Data for analysis »
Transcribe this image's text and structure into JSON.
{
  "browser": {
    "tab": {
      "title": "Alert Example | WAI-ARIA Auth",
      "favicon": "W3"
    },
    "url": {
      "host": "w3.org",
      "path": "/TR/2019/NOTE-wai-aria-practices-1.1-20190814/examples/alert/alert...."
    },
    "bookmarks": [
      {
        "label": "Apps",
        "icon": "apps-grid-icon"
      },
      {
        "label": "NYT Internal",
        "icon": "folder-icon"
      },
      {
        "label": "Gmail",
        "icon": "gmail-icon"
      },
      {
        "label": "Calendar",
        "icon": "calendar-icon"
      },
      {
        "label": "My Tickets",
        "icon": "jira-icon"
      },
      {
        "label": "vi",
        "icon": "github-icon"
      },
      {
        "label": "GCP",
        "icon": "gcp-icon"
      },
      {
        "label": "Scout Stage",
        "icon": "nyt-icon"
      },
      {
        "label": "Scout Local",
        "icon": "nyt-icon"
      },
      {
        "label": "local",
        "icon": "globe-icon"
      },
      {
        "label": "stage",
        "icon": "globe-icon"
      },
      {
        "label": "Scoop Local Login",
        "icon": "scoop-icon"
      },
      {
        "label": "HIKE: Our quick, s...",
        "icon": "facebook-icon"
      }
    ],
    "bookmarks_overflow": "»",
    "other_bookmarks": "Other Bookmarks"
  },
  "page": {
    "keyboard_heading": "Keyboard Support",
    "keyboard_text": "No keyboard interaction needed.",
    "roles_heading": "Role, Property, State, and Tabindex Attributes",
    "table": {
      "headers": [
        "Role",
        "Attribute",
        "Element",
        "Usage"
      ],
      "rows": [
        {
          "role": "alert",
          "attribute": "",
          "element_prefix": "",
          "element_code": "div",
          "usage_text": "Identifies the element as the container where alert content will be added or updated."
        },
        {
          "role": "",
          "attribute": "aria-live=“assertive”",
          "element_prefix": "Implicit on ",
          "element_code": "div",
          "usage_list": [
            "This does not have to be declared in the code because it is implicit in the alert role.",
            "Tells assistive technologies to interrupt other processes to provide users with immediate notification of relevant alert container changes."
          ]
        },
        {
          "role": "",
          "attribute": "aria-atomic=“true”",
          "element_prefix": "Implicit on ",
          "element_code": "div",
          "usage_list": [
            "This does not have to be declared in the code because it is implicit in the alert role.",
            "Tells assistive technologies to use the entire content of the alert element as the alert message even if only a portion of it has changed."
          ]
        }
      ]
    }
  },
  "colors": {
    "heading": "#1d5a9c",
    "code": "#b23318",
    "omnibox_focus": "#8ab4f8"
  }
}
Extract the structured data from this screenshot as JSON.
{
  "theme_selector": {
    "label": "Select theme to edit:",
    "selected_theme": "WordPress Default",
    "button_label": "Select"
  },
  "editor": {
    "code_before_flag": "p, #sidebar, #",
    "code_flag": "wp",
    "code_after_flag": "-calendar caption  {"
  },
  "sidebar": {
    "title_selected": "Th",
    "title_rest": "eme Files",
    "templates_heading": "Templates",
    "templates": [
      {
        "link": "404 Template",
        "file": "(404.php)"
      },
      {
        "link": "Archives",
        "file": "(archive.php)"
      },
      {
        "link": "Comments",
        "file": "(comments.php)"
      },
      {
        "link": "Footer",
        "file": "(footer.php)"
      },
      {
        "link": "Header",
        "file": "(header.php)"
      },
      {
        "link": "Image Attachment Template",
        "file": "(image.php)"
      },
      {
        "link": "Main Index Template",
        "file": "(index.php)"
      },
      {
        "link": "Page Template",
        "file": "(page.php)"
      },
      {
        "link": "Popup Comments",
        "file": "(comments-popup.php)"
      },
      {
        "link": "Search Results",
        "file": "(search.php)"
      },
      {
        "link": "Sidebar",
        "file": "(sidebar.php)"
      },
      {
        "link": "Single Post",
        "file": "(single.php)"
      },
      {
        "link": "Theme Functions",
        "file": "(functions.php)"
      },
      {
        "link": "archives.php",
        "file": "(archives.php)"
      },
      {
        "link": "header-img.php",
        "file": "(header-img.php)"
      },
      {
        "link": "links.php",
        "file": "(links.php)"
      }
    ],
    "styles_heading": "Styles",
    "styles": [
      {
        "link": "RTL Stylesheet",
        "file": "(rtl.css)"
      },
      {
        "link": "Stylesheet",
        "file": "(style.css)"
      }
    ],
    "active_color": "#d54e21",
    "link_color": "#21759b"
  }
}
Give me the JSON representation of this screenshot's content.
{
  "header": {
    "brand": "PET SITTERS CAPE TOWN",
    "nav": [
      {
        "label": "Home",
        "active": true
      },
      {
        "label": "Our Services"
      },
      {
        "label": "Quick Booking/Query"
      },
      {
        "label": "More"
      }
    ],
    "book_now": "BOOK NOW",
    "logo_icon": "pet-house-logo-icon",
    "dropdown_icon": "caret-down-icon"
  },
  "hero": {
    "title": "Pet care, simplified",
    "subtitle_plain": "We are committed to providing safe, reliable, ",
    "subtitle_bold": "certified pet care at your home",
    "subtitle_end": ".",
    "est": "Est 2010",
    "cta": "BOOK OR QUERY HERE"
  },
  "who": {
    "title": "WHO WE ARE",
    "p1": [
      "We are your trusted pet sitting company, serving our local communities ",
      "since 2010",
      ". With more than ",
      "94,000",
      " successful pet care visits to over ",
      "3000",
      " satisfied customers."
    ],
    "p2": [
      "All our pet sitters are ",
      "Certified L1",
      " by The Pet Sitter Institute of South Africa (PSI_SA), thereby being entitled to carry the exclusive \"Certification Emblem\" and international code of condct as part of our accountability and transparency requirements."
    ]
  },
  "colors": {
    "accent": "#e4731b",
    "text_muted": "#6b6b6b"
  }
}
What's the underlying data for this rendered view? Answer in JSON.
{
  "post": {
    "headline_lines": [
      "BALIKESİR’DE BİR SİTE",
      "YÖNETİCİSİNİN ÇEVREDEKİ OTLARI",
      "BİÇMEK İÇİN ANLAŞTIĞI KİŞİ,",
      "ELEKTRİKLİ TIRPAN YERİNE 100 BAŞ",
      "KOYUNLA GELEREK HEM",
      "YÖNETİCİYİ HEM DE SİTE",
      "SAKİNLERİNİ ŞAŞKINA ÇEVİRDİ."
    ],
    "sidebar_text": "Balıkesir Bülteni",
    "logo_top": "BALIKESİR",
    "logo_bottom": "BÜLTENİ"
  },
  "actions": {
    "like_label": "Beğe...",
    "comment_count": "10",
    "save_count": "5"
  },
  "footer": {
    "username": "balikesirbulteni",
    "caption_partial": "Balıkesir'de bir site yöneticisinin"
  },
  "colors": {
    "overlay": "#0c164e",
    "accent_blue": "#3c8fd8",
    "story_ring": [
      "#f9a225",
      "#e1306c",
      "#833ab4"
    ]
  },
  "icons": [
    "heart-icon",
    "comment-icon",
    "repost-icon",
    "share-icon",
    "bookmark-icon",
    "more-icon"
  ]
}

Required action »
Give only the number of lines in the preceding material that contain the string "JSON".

Answer to this problem »
4